In the context of this page, I have more or less understood the proof and I have written a summary below:

1. Consider any Gaussian surface inside a large surface which contains the cavity. Flux through this surface is zero as the electric field at every point on it is zero. Therefore either zero charges enclosed or an equal amount of positive and negative charge
2. To prove that it is the case of zero charge, inside the large surface consider a line integral around some curve $$\Gamma$$ which has part of it in the conductor (but not in the cavity) and part in the cavity with the part in the cavity along an electric field line(refer here). Note that the line integral along the path of the conductor is zero.
3. However, if there is a equal opposite and negative charge there must be some quantity of line integral inside the cavity, however, it is well known that a loop integral is zero in the electrostatic case because it is characterized by a lack of curl. Hence no charge!

But this one point in Feynman's explanation I can not understand:

Now imagine a loop Γ that crosses the cavity along a line of force from some positive charge to some negative charge, and returns to its starting point via the conductor (as in Fig. 5–12). The integral along such a line of force from the positive to the negative charges would not be zero.

if you have a line integral passing through a charge, isn't the line integral actually running through a singularity of the electric field? I think this should mess things up. ( Charges are like singularities of the electric field as the coulombs law expression blows up as you get very close to it)

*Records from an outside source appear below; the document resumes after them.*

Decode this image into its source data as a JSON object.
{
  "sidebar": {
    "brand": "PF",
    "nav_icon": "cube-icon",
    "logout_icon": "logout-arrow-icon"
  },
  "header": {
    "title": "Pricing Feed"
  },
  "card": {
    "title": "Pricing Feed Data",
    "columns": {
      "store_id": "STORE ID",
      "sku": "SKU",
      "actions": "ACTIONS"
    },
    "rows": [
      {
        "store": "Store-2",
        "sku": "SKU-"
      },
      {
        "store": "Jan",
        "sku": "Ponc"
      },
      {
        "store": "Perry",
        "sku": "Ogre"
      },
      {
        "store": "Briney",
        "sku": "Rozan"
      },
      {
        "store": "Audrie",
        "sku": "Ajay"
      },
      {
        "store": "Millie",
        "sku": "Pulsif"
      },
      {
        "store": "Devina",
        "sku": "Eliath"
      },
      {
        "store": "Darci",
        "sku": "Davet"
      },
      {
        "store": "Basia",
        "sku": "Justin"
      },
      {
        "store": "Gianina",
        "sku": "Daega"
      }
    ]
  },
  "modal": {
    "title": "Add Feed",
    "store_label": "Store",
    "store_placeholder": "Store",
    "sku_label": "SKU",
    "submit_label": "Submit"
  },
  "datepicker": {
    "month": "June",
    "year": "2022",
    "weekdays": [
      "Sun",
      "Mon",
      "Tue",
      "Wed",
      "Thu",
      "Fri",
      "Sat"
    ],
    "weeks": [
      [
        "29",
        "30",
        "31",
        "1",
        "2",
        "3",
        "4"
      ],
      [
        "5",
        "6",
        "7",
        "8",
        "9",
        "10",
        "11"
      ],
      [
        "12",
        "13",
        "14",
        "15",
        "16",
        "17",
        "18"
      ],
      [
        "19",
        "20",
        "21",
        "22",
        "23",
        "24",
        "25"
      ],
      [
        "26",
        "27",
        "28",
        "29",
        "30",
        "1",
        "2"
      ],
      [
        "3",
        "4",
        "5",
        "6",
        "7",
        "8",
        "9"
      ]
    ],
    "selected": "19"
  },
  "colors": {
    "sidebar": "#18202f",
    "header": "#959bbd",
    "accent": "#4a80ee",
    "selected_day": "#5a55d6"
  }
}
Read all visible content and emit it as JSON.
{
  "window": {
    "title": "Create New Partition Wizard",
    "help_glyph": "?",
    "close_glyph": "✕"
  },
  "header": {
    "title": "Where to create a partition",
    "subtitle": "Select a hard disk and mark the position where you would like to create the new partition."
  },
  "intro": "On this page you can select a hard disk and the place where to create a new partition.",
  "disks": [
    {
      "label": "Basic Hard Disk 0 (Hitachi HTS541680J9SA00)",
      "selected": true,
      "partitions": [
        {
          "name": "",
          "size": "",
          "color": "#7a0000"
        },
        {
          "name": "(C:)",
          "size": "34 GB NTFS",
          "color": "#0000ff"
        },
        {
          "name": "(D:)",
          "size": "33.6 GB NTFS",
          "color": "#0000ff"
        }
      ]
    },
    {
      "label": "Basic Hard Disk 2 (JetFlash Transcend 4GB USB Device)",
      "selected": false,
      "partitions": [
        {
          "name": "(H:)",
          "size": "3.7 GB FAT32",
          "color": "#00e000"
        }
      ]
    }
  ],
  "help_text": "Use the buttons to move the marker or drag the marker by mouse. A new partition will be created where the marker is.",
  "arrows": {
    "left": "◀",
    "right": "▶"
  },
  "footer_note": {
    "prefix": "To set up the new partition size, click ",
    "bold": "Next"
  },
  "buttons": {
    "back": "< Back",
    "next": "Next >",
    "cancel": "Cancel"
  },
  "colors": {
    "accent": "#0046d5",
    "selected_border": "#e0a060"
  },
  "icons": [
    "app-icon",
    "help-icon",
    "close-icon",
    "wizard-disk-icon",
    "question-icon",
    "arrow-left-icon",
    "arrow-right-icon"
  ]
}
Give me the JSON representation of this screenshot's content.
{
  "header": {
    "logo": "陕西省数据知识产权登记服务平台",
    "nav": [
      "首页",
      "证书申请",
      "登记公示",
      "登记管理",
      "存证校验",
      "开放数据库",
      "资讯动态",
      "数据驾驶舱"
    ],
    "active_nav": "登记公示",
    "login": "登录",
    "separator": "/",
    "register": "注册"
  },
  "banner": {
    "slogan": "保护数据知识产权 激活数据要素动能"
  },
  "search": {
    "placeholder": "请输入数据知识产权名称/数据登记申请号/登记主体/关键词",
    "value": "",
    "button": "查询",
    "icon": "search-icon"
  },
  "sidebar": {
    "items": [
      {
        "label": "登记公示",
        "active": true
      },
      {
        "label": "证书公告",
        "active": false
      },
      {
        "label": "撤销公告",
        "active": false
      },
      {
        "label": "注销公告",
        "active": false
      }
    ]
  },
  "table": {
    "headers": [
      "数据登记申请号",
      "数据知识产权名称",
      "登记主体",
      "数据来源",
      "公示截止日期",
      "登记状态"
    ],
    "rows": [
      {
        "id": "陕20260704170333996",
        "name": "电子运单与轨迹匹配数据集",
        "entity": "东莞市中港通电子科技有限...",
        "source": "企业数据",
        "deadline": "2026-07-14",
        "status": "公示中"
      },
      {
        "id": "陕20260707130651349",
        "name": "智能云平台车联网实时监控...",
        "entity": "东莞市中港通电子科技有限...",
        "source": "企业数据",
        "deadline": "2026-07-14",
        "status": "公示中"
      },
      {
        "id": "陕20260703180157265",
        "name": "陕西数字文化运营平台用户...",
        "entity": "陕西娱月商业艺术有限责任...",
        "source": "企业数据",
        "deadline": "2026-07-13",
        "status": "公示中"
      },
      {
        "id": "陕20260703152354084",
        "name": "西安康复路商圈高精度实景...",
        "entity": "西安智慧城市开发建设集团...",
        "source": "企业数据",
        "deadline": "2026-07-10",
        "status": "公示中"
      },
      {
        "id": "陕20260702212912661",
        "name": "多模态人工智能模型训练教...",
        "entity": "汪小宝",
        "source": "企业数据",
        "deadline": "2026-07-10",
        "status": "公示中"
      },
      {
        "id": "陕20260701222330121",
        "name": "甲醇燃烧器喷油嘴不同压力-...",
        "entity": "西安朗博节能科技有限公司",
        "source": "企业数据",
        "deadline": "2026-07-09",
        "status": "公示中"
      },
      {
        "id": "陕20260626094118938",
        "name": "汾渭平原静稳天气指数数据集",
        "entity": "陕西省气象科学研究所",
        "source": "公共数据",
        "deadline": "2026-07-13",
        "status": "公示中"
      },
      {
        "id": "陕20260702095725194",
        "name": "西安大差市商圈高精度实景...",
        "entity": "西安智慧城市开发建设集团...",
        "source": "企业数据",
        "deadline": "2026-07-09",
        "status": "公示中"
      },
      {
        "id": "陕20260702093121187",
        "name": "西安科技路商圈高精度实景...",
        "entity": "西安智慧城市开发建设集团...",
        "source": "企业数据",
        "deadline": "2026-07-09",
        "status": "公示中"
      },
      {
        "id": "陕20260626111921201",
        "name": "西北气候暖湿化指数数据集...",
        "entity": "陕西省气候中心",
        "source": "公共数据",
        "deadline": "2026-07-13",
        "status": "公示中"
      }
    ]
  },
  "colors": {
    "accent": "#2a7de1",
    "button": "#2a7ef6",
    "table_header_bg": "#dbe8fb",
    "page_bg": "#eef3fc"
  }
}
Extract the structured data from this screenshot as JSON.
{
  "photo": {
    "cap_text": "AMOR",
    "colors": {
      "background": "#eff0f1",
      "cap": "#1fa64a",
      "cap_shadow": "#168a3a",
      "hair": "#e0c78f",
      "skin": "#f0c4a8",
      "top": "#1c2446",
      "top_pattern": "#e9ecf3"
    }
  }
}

• a point charge has a field with singularity, when it is distributed uniformly over a sphere of finite radius $R$ there is no singularity, in fact, the field is identical to that of the point charge for $r>R$. The field singularity is caused by the finite amount of charge being squeezed in an infinitesimal surface or infinitesimal volume. A finite surface density of charges has an infinitesimal charge over an infinitesimal surface. Commented Nov 11, 2020 at 11:47